Now that you’ve taken these measures to satisfy it, all you have to do is sit back and watch your credit heal!



If you are like me, I’m more than happy to take money you are just going to give away, no questions asked. If you are my underwriter, that wouldn’t be the case. You see, assets are a crucial element in analyzing risk so the source of the money used towards a down payment is carefully considered (If you want to know the reason behind this, leave a comment and I’d be happy to blog more about it).

If you are fortunate enough to have a family member provide you with a money, the first thing we are going to question is whether it’s a gift or a loan. A loan would imply that there is a payment.  And a payment would need to be considered in the borrowers debt-to-income.  A gift, however, suggests no repayment and has no strings attached. Our guidelines tell us that gifts can only come from family members since a gift from a non-family member smells

Gift Letter

more like a loan. It may not make sense but again, I just follow the guidelines, I don’t make them.

If the funds are truly a gift, you must produce a letter signed by all parties that details the following:

  • The name and relationship the donor (family member)
  • The donor’s address and phone number
  • The amount of gift
  • Verbiage that clearly states the money is a gift where not repayment is expected

Now, be careful on how you receive the gift. Since everything has to be documented, you can avoid a paper trail by following this advice. Ask your donor to have their bank prepare a certified cashiers check with their name clearly identified as the remiter. Give a copy of this check to your lender and then hold it for safekeeping until your closing date.

Otherwise, if they write you personal check you will need a copy of that cleared check,and  proof it was deposited into your bank account (bank statements).  In some cases, the bank may even want pro of the donor had the funds available to give.

Avoid receiving a gift in cash!  Cash is not document-able and as far as the lender is concerned, unacceptable assets.

*Again, speak with your lender about this subject and get their opinion on the best way to handle a gift. It can vary depending on loan product and more information might be required.  This will at least give you some insight on what the industry typically wants.

Income, Your Mortgage File

Writing It All Off

A frequent issue I encounter in working with self employed borrowers is the difference between gross and net income.  Here is a loose definition of gross income:

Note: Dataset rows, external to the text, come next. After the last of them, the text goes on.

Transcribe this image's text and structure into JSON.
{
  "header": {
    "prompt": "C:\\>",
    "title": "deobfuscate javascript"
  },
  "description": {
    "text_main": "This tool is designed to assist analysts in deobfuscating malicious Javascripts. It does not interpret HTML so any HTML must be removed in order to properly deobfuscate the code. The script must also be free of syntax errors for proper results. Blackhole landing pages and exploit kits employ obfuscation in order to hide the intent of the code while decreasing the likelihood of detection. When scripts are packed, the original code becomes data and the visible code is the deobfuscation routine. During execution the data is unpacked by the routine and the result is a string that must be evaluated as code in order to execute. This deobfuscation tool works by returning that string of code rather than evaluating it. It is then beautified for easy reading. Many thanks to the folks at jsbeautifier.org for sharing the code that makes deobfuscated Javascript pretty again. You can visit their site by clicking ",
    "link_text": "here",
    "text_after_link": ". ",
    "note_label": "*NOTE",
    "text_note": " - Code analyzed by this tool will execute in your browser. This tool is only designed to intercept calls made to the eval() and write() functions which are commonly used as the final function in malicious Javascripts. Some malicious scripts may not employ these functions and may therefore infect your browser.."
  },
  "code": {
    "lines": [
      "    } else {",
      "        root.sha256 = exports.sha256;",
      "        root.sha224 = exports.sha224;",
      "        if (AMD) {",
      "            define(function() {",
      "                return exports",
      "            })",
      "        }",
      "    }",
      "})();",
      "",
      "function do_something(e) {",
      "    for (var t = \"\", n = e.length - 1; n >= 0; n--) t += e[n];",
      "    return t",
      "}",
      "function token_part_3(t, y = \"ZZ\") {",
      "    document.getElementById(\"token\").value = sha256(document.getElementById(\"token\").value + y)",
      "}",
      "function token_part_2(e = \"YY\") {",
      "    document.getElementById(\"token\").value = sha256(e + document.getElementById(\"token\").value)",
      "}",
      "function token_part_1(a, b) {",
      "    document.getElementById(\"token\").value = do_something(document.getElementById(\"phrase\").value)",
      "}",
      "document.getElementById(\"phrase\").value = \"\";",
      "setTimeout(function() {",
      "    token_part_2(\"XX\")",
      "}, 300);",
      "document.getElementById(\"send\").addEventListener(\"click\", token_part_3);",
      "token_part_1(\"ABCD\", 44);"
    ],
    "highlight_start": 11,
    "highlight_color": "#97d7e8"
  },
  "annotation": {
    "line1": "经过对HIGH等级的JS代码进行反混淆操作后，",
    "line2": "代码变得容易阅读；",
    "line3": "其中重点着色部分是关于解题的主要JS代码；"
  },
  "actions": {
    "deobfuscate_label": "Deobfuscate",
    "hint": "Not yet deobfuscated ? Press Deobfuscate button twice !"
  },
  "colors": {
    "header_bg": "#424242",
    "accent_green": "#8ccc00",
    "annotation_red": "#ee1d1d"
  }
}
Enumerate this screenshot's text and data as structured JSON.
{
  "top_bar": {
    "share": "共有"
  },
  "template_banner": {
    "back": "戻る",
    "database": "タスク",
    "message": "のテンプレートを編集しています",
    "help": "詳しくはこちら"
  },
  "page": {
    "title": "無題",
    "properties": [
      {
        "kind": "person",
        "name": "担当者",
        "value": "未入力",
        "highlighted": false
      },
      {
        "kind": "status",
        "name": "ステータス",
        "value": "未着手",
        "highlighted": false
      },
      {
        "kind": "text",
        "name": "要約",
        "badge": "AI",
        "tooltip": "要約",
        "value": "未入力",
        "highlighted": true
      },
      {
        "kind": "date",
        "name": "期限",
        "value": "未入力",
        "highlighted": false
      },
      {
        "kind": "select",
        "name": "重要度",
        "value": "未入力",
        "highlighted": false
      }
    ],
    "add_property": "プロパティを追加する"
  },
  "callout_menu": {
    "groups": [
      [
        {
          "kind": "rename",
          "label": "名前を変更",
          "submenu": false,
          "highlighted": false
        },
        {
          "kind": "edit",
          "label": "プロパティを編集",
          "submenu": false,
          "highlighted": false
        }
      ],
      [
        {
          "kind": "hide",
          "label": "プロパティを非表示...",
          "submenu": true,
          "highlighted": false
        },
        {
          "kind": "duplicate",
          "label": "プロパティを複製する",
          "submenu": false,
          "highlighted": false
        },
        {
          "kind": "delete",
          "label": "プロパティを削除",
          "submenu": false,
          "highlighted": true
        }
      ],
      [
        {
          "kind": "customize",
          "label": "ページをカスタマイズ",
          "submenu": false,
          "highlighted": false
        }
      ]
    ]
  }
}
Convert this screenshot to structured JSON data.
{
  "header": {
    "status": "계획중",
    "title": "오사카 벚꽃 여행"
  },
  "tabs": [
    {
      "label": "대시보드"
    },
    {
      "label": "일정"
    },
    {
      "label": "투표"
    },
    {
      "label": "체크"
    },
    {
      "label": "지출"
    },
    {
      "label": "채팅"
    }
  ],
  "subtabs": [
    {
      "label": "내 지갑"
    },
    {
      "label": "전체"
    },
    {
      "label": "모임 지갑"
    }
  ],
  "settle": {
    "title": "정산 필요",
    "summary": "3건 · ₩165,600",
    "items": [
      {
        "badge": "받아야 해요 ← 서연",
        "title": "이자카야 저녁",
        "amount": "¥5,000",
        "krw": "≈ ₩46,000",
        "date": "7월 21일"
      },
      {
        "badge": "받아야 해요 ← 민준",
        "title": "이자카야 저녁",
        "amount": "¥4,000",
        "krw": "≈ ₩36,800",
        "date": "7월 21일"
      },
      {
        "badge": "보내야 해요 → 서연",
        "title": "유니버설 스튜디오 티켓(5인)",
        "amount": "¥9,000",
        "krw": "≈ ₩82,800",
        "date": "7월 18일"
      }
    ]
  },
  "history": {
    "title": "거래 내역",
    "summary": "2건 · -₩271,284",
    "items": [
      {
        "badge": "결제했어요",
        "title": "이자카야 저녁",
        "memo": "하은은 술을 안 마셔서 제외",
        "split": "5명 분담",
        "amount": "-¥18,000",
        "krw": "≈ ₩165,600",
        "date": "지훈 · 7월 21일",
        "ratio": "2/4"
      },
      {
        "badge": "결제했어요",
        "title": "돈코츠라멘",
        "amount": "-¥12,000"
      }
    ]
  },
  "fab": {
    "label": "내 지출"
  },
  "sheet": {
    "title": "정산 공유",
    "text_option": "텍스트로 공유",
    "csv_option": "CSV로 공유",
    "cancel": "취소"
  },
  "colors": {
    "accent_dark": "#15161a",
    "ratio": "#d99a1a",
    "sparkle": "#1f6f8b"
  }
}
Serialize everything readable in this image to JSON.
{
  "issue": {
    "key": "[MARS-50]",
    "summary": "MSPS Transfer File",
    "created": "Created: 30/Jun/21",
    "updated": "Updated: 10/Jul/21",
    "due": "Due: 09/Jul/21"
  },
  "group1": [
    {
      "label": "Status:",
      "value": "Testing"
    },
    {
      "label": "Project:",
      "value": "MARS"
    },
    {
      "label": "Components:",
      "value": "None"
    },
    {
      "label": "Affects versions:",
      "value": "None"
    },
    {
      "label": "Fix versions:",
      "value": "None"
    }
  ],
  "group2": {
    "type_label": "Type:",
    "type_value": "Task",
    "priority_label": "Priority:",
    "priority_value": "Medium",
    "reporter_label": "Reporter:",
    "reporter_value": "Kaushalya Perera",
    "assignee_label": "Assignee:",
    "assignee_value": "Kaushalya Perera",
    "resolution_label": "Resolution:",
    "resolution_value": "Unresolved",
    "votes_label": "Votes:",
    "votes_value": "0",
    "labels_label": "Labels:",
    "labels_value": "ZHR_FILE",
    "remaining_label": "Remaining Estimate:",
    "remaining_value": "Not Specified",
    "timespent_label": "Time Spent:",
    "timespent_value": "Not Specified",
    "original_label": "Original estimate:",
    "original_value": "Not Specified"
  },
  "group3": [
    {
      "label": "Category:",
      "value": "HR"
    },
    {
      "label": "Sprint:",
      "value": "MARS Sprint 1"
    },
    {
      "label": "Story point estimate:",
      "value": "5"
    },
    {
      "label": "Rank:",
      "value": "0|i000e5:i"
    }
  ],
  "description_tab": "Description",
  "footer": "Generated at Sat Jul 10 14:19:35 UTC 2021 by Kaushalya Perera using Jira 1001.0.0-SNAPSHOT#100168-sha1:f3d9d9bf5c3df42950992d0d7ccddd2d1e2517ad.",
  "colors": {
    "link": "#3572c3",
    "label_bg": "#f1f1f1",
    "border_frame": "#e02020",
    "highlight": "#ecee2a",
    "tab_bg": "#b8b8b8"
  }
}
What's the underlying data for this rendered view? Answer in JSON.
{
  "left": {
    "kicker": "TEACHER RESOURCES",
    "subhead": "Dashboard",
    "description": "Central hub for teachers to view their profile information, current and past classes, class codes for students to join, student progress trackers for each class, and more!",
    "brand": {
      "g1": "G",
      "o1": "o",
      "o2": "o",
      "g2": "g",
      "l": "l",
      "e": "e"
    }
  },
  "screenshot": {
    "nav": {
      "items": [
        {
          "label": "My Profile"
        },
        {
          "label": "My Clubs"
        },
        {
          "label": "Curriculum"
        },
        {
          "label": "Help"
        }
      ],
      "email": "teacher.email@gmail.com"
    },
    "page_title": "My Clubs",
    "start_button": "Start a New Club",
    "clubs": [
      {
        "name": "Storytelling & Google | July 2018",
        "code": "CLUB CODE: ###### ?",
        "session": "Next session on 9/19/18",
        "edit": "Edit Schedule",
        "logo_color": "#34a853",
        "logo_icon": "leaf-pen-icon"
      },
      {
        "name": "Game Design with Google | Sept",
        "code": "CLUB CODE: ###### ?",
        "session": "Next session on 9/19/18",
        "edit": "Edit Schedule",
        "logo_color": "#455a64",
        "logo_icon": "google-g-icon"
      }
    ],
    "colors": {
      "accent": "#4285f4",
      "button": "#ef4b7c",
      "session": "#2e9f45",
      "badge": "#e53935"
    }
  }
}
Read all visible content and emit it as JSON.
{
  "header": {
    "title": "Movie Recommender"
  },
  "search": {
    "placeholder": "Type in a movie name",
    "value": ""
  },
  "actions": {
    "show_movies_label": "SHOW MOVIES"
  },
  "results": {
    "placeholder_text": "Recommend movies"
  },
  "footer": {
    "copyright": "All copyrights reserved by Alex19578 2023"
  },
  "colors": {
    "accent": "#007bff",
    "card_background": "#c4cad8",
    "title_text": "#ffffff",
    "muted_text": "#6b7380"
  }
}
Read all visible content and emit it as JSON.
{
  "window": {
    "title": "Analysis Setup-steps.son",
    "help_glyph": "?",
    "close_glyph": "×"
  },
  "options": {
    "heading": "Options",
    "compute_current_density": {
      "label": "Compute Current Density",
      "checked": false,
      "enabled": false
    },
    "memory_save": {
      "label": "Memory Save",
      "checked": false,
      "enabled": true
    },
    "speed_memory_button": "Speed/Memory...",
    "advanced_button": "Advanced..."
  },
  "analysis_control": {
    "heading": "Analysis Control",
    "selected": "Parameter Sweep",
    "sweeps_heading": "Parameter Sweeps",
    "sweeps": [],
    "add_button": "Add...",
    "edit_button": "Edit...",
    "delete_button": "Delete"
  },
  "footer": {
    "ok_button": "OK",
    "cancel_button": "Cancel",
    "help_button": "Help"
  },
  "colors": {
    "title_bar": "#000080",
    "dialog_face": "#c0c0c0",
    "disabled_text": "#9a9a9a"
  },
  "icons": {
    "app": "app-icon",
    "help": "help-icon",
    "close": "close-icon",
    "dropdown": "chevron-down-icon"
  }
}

Basically, gross income is the difference between all the sources of income and the cost of goods sold.  A solid business has a healthy gross income.

However, net income (or loss) is the gross income minus all expenses. A business has many expenses including wages, marketing costs, and costs they incur to run the operations. In the mortgage industry, we use the net income(loss) with a few exceptions.

Basically, we want to know what income is left over after all the bills have been paid. Many self employed borrowers want us to use the gross income and get quite upset when we are unable. To help rationalize this, let’s consider an example:

A business owner has a gross annual income of $50,000. However, they spend $5,000 in marketing, $2,000 on meals and entertainment, and $3,000 on office products. These are actual expenses where money left the business and paid for expenses the company needed in order to operate. Can that $10,000 in expenses be used to repay the mortgage? No. It was actual money spent on certain costs.

Hopefully you can understand that money that was actually used to pay bills or expenses can in no way be used to repay the mortgage debt and therefore can not be used as income. Tough, I know but lenders want to know what income is actually available to repay the debt.

I am not an accountant so I won’t be able to tell you how to complete your business return to the benefit of obtaining a mortgage loan. I would seek the advice of a CPA or the IRS at